ABOUT THIS EXERCISE ::
Given the records below, pull every line with the word "DIMMER" into the answer.
MATERIAL PROVIDED Block Start
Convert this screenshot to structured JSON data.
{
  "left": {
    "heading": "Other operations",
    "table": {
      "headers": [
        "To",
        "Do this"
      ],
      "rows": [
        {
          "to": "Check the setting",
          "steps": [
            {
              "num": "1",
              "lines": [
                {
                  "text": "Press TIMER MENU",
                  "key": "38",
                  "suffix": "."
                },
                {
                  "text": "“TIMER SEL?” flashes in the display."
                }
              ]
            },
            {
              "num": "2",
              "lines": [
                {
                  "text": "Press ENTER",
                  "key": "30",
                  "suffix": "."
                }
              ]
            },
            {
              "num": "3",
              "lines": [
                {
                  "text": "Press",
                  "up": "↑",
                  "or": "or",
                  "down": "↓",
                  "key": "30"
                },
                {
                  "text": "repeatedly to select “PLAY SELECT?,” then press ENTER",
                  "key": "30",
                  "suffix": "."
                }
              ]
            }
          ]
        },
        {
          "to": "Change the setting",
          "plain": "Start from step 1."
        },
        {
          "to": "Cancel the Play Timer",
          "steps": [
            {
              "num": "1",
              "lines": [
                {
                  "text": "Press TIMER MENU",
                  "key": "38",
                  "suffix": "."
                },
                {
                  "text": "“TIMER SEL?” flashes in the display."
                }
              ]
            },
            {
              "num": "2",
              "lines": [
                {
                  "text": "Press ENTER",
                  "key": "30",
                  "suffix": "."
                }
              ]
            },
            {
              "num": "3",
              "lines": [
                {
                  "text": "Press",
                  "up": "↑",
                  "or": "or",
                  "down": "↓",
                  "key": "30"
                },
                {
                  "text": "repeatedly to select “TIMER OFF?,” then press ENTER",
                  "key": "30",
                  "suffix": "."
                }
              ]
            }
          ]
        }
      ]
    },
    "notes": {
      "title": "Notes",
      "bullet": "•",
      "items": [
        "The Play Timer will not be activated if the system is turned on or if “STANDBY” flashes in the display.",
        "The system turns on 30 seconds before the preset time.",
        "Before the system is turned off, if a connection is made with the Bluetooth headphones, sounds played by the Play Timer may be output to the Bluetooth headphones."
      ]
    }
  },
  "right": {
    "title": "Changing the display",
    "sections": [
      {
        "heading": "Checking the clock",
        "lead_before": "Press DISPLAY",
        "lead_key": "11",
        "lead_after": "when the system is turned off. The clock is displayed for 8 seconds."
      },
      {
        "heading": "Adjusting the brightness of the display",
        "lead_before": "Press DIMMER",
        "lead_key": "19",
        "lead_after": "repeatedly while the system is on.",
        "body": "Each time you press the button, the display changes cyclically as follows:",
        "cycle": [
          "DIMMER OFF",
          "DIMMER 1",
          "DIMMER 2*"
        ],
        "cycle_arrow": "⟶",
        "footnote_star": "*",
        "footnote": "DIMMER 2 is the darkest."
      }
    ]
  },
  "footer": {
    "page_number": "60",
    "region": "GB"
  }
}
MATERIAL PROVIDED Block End
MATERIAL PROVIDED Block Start
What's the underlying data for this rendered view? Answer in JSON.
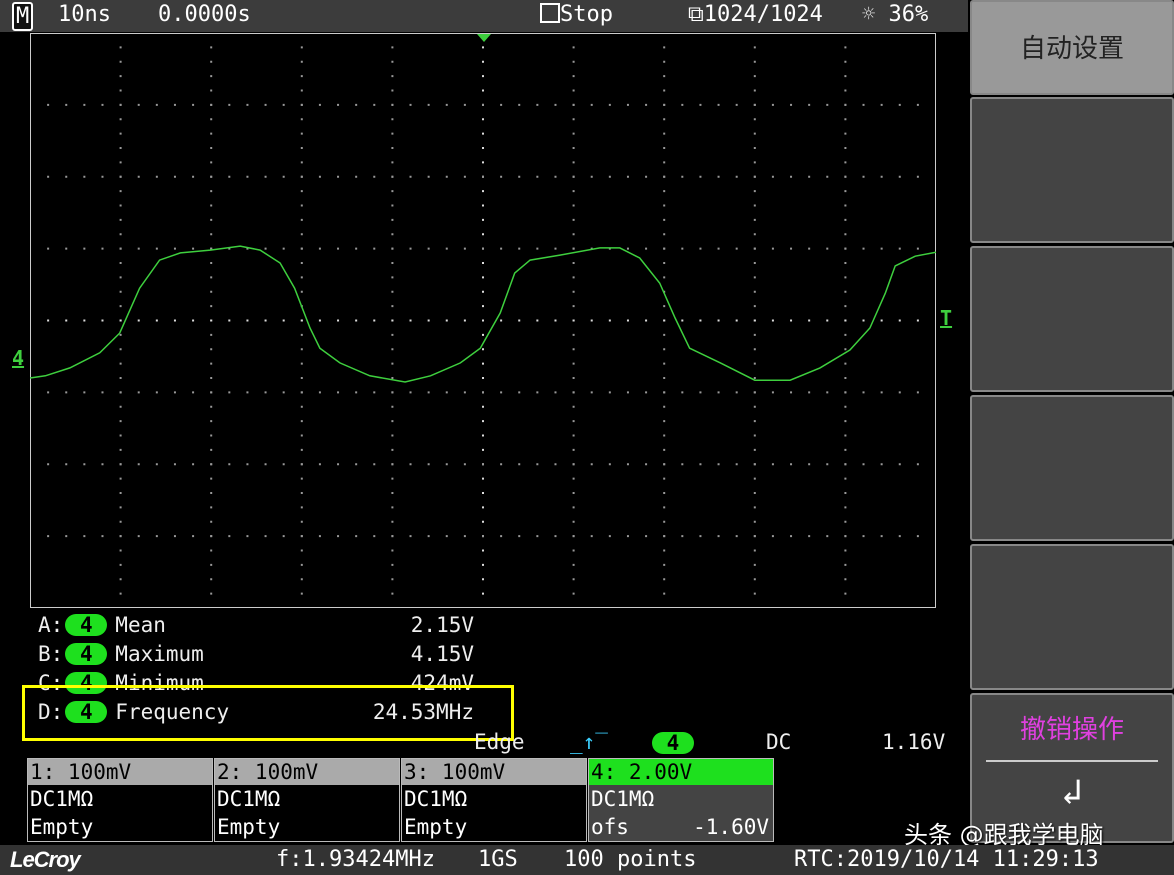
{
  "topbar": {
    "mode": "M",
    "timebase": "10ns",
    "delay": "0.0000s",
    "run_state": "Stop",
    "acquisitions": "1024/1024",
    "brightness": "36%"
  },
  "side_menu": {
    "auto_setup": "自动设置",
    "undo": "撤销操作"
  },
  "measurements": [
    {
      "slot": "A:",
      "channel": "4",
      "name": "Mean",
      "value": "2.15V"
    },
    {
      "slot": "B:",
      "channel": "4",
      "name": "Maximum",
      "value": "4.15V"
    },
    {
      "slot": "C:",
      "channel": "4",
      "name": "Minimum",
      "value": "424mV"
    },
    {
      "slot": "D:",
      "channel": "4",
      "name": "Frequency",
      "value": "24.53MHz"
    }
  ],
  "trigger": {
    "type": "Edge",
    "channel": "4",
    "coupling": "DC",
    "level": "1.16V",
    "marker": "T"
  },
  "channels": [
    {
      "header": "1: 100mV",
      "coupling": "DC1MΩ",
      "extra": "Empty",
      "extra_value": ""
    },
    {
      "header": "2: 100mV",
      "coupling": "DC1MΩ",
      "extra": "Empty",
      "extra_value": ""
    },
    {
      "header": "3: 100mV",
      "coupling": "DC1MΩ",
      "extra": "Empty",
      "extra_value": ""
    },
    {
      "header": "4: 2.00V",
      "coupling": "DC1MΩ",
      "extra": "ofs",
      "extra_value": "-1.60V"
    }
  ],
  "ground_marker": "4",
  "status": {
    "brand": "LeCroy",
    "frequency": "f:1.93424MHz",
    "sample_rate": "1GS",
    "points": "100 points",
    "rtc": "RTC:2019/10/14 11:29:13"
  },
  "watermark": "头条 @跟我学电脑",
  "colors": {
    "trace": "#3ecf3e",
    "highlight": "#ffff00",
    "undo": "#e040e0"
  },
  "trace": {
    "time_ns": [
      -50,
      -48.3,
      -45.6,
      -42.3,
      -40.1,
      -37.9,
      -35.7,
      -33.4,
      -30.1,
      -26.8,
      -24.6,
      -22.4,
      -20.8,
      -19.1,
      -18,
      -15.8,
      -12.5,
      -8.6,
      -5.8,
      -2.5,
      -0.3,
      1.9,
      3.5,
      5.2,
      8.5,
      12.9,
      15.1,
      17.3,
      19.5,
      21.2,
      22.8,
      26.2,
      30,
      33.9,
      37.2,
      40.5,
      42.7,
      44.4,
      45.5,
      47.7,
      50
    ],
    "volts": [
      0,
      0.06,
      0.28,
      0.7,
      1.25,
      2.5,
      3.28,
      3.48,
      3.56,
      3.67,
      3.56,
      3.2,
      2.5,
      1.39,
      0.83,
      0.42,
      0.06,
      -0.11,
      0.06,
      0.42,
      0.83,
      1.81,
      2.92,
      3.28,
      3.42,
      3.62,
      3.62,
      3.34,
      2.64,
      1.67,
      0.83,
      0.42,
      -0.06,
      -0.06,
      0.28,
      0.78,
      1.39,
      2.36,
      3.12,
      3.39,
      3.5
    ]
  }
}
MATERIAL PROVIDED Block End
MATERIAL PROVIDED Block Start
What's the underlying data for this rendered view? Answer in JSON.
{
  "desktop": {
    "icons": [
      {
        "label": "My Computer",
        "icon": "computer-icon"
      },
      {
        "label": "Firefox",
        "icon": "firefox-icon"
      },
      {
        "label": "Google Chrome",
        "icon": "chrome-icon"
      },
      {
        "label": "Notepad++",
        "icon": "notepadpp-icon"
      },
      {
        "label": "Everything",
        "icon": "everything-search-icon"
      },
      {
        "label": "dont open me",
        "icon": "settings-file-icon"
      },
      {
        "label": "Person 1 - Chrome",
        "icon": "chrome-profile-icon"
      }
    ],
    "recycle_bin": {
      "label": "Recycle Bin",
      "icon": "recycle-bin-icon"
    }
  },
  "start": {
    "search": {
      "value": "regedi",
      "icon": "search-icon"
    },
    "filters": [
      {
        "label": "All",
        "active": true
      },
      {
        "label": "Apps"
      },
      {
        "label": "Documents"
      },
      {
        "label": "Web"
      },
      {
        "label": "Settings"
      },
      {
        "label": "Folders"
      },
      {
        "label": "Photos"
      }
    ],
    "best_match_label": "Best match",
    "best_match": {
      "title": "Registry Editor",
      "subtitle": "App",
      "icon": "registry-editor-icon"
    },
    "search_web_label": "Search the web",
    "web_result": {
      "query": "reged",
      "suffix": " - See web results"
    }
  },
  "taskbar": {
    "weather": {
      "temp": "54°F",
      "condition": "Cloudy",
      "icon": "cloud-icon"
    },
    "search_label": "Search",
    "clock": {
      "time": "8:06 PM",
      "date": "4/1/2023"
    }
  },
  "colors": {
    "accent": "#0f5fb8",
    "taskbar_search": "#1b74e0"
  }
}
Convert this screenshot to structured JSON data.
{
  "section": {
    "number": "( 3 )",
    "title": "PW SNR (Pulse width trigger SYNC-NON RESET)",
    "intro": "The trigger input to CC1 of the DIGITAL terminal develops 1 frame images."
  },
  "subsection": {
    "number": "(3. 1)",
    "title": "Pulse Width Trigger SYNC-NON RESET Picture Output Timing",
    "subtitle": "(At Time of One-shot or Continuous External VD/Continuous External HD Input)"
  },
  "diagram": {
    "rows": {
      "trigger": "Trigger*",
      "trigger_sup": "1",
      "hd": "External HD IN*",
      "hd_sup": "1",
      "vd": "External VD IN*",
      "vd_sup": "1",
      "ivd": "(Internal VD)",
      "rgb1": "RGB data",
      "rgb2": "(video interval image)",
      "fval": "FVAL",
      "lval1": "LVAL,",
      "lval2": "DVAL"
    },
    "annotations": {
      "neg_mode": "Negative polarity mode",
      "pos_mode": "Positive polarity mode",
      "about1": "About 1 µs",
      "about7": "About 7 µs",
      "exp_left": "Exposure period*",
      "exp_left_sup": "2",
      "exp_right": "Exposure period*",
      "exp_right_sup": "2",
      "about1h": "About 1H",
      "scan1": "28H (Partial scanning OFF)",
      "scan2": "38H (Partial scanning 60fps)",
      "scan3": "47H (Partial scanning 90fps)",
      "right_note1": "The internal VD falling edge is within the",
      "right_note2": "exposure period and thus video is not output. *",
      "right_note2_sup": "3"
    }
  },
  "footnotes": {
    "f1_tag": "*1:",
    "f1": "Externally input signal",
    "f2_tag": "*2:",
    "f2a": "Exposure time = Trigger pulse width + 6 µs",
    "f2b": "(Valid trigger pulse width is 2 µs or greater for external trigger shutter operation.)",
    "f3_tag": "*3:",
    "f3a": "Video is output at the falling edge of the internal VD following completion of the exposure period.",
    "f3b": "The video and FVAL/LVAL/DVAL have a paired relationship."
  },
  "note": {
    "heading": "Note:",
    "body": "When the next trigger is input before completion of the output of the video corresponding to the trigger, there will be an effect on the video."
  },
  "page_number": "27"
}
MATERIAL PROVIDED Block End
RESULT FOR THIS EXERCISE ::
        "lead_before": "Press DIMMER",
          "DIMMER OFF",
          "DIMMER 1",
          "DIMMER 2*"
        "footnote": "DIMMER 2 is the darkest."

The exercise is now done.